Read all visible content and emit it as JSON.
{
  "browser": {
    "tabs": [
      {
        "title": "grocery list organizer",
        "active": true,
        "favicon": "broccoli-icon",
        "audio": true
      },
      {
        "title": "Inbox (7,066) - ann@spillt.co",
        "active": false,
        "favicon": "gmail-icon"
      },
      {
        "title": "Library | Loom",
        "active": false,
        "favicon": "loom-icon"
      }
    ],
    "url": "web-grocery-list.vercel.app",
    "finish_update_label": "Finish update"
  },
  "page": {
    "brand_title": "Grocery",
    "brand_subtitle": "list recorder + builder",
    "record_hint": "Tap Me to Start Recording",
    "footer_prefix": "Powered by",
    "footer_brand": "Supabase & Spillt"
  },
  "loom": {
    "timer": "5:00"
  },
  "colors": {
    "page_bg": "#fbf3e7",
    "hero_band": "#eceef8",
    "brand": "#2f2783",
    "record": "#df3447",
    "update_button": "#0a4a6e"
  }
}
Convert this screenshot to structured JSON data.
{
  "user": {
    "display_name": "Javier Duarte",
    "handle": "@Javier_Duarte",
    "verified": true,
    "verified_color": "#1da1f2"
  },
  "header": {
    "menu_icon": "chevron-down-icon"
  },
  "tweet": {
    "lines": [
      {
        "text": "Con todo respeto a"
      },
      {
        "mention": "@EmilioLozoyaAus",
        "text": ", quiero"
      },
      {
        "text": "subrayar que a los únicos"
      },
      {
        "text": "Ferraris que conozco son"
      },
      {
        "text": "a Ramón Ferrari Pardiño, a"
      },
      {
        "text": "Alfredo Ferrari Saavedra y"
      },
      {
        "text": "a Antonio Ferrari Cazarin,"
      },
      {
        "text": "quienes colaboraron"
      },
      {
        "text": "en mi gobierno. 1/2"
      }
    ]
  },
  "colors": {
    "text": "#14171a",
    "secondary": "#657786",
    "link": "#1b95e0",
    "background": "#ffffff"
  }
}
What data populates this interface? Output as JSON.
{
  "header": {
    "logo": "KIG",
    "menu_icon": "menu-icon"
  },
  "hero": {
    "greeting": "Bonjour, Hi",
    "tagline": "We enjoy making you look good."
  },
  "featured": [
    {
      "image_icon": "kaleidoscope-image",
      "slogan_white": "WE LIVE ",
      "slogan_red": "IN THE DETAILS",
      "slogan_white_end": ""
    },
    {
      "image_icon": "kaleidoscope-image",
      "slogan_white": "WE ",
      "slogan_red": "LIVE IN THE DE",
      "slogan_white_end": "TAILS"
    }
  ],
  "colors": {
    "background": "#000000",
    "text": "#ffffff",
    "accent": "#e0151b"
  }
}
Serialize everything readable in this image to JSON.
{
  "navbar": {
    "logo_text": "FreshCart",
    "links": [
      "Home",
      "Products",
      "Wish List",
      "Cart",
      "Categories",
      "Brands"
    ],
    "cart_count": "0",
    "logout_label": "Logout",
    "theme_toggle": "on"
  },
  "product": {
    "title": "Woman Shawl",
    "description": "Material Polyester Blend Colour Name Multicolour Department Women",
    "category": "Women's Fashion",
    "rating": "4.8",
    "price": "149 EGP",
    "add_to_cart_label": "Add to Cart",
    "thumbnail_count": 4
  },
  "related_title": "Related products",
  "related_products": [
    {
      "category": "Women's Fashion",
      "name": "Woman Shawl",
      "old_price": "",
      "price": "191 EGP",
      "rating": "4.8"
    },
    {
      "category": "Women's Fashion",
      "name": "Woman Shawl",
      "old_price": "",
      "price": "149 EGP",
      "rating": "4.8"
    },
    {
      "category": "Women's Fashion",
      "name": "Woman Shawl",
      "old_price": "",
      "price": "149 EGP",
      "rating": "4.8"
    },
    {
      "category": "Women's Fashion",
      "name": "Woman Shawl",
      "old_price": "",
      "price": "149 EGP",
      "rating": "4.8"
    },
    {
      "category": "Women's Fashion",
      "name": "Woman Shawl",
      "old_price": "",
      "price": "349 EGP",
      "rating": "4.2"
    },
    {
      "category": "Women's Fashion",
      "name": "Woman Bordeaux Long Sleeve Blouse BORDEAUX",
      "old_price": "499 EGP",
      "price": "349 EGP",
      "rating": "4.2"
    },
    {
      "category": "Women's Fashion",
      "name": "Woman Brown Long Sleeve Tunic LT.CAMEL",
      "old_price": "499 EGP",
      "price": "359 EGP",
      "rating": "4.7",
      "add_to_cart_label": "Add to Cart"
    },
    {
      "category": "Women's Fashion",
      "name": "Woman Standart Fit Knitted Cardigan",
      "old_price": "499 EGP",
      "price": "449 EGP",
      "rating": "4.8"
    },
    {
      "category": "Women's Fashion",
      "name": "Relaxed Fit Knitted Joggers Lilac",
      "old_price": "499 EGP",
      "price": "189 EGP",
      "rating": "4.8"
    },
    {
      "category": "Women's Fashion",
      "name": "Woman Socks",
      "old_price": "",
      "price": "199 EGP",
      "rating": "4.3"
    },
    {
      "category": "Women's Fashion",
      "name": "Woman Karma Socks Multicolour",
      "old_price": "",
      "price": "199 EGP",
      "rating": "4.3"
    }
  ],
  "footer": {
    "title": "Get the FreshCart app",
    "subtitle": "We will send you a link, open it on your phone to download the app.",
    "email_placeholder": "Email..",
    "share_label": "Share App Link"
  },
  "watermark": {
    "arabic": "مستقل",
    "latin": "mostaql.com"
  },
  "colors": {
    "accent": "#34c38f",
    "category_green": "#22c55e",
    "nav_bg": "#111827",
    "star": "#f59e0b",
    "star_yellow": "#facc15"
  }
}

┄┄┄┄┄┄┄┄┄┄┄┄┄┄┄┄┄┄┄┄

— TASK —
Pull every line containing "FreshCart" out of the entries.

— EXERCISE ANSWER —
    "logo_text": "FreshCart",
    "title": "Get the FreshCart app",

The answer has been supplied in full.